Festival Theatre, Thu Sep 4
The 2014 OzAsia Festival kicked off in reflective-then-dramatic style with Red Sorghum, an epic dance show which promised meditations on love, affection and patriotism in China’s Shangdong province.
Set during the Second Sino-Japanese War of the 1930s and ‘40s, we follow the love story of Jiu’er (Meng Ning), a peasant sold to a winery lord, and her lover, known as My Grandfather (Fubo Sun) and after the unexpected death of the baron, we follow the pair’s rise on the property until the sudden horror of war descends on their doorstep.
Red Sorghum was certainly meditative, with a delicateness that verged on the soporific, and could have done with some tightening in the early scenes. But the second half commanded us to sit up and pay attention: much punchier, it foregrounded the war elements – which took the audience by surprise in their bloody, brutal nature as the male chorus marched defiantly into a scene starkly subtitled “Massacre”.
Ning was expressive and elegant, and created a convincing chemistry with the physical and powerful Sun as they danced to pre-recorded music.

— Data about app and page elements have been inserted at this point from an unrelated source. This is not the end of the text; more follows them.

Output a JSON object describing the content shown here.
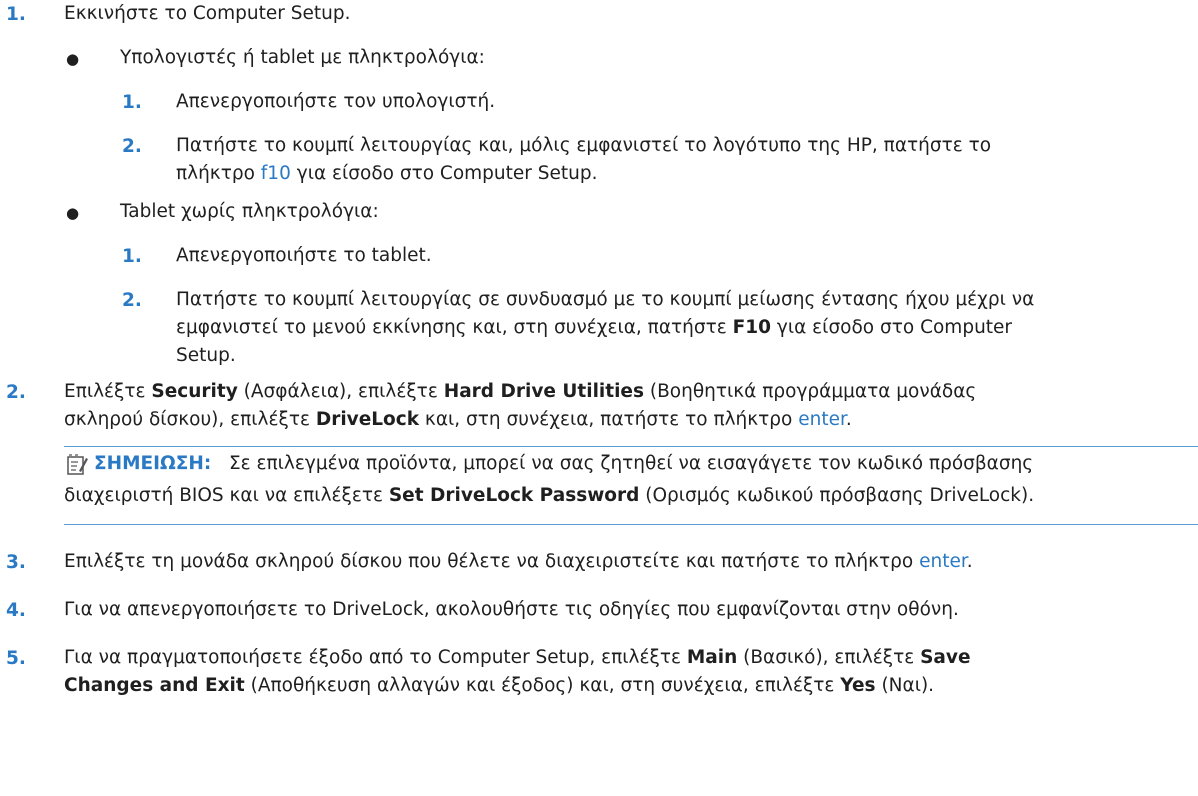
{
  "steps": {
    "s1": {
      "num": "1.",
      "text": "Εκκινήστε το Computer Setup."
    },
    "b1": {
      "text": "Υπολογιστές ή tablet με πληκτρολόγια:"
    },
    "b1_1": {
      "num": "1.",
      "text": "Απενεργοποιήστε τον υπολογιστή."
    },
    "b1_2": {
      "num": "2.",
      "line1": "Πατήστε το κουμπί λειτουργίας και, μόλις εμφανιστεί το λογότυπο της HP, πατήστε το",
      "line2_a": "πλήκτρο ",
      "line2_key": "f10",
      "line2_b": " για είσοδο στο Computer Setup."
    },
    "b2": {
      "text": "Tablet χωρίς πληκτρολόγια:"
    },
    "b2_1": {
      "num": "1.",
      "text": "Απενεργοποιήστε το tablet."
    },
    "b2_2": {
      "num": "2.",
      "line1": "Πατήστε το κουμπί λειτουργίας σε συνδυασμό με το κουμπί μείωσης έντασης ήχου μέχρι να",
      "line2_a": "εμφανιστεί το μενού εκκίνησης και, στη συνέχεια, πατήστε ",
      "line2_key": "F10",
      "line2_b": " για είσοδο στο Computer",
      "line3": "Setup."
    },
    "s2": {
      "num": "2.",
      "a": "Επιλέξτε ",
      "b_security": "Security",
      "c": " (Ασφάλεια), επιλέξτε ",
      "b_hdu": "Hard Drive Utilities",
      "d": " (Βοηθητικά προγράμματα μονάδας",
      "e": "σκληρού δίσκου), επιλέξτε ",
      "b_drivelock": "DriveLock",
      "f": " και, στη συνέχεια, πατήστε το πλήκτρο ",
      "key": "enter",
      "g": "."
    },
    "note": {
      "label": "ΣΗΜΕΙΩΣΗ:",
      "line1": "Σε επιλεγμένα προϊόντα, μπορεί να σας ζητηθεί να εισαγάγετε τον κωδικό πρόσβασης",
      "line2_a": "διαχειριστή BIOS και να επιλέξετε ",
      "line2_bold": "Set DriveLock Password",
      "line2_b": " (Ορισμός κωδικού πρόσβασης DriveLock)."
    },
    "s3": {
      "num": "3.",
      "a": "Επιλέξτε τη μονάδα σκληρού δίσκου που θέλετε να διαχειριστείτε και πατήστε το πλήκτρο ",
      "key": "enter",
      "b": "."
    },
    "s4": {
      "num": "4.",
      "text": "Για να απενεργοποιήσετε το DriveLock, ακολουθήστε τις οδηγίες που εμφανίζονται στην οθόνη."
    },
    "s5": {
      "num": "5.",
      "a": "Για να πραγματοποιήσετε έξοδο από το Computer Setup, επιλέξτε ",
      "b_main": "Main",
      "c": " (Βασικό), επιλέξτε ",
      "b_save": "Save",
      "b_changes": "Changes and Exit",
      "d": " (Αποθήκευση αλλαγών και έξοδος) και, στη συνέχεια, επιλέξτε ",
      "b_yes": "Yes",
      "e": " (Ναι)."
    }
  },
  "icons": {
    "note": "note-pencil-icon"
  },
  "colors": {
    "accent": "#2a79c4",
    "rule": "#5b9bd5"
  }
}
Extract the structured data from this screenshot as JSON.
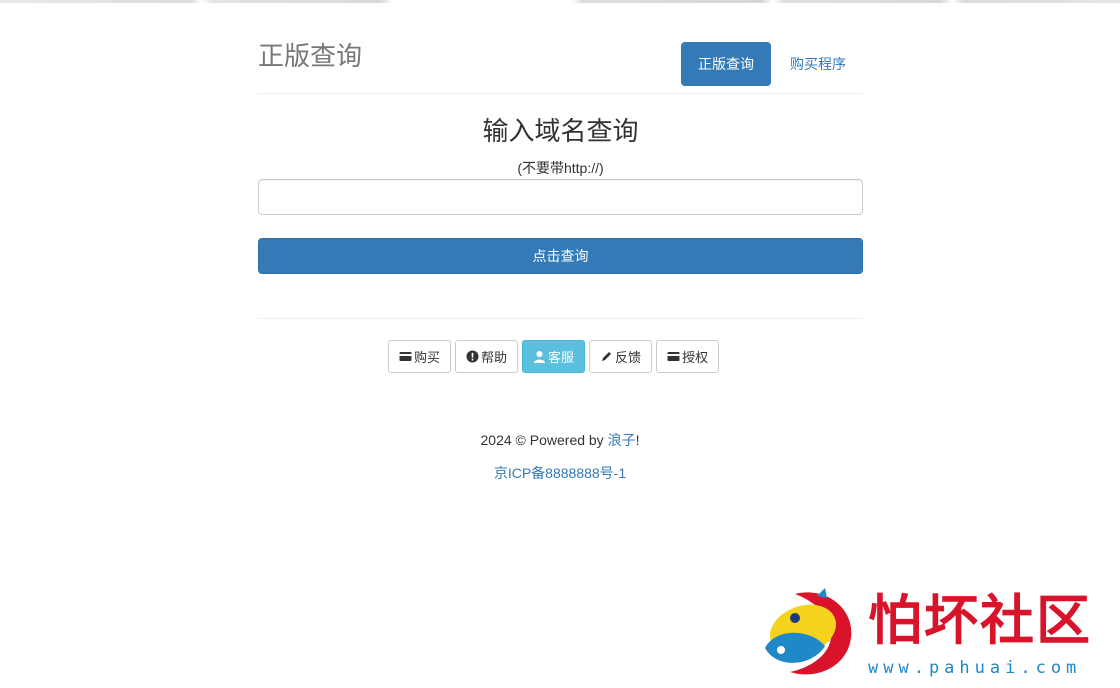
{
  "header": {
    "brand": "正版查询",
    "nav": [
      {
        "label": "正版查询",
        "active": true
      },
      {
        "label": "购买程序",
        "active": false
      }
    ]
  },
  "form": {
    "title": "输入域名查询",
    "hint": "(不要带http://)",
    "input_value": "",
    "input_placeholder": "",
    "submit_label": "点击查询"
  },
  "buttons": [
    {
      "label": "购买",
      "icon": "card-icon",
      "style": "default"
    },
    {
      "label": "帮助",
      "icon": "exclamation-circle-icon",
      "style": "default"
    },
    {
      "label": "客服",
      "icon": "user-icon",
      "style": "info"
    },
    {
      "label": "反馈",
      "icon": "pencil-icon",
      "style": "default"
    },
    {
      "label": "授权",
      "icon": "card-icon",
      "style": "default"
    }
  ],
  "footer": {
    "prefix": "2024 © Powered by ",
    "author": "浪子",
    "suffix": "!",
    "icp": "京ICP备8888888号-1"
  },
  "watermark": {
    "text": "怕坏社区",
    "url": "www.pahuai.com"
  },
  "colors": {
    "primary": "#337ab7",
    "info": "#5bc0de",
    "brand_gray": "#777777",
    "watermark_red": "#d9132a",
    "watermark_blue": "#1e88c8"
  }
}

Red Sorghum (sorghum bicolor) itself is a grain which provides food, wine and shelter and symbolises vitality and strength and steadfastness in the face of adversity. The show is based on Nobel Prize Laureate Mo Yan’s book Red Sorghum Clan, which began life as serialised short stories – a history which lent itself well to stage adaptation. The novel in turn was made into an award-winning film 1987, and the show was brought to Adelaide as part of the State Government’s association with Shandong Province.
Mo Yan’s work has drawn comparisons with Kafka and Heller and in the show there were even magical elements of Marukami in his hallucinatory blending of reality with folk lore. These elements at least explained the bizarre stilted narration in setting the scene. The bold stage sets were impressive, there were some deft comic touches and some winning slapstick, while the winery lord looked like a demented wheeler from Return To Oz.
We were unprepared therefore for the shattering assault on our senses reflecting the sudden emergence of the violence of war. In such a way the drama and emotion of military invasions was conveyed and the colours, imagery and powerful stayed with us long after the curtain came down.
by Jenny Thompson
The 1987 movie Red Sorghum, directed by Zhang Yimou, will screen at Mercury Cinema, Lion Arts Centre from 3.30pm on Sun Sep 14.